The Tomatometer is 59% or lower.
Movies and TV shows are Certified Fresh with a steady Tomatometer of 75% or higher after a set amount of reviews (80 for wide-release movies, 40 for limited-release movies, 20 for TV shows), including 5 reviews from Top Critics.
Percentage of users who rate a movie or TV show positively.
This column has generally no quarrel with scene-to-scene entertainment, serving a legitimate demand for relaxation, though it adds up to nothing. But the entertaining gags of this picture add up to something, and it is not pleasant.

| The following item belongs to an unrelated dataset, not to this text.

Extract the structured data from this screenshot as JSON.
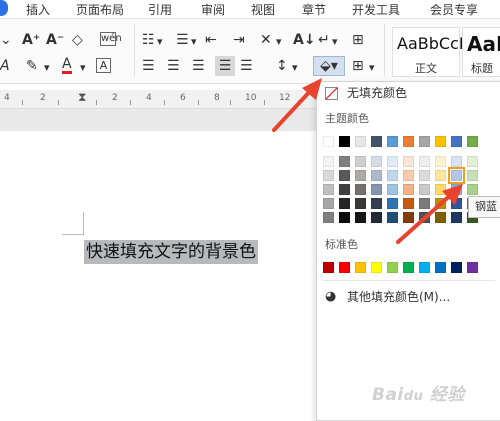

This one is neither crude clowning nor crude prejudice, but a literate and knowingly directed satire which lands many a shrewd crack about phony Five Year Plans, collective farms, Communist jargon and pseudo-scientific gab.
This was Garbo's first comedy and second last film. And it's a unique role for her, first because she starts off as a dour, cold comrade with no sense of humour, and second because she laughs herself into a love of capitalist vices.
MGM announced to the world: Garbo Laughs! In a major departure from her screen image, Garbo brings incredibly sensual abandon to her role of a glum, scientifically trained Bolshevik envoy who succumbs to Parisian decadence of romance and champagne.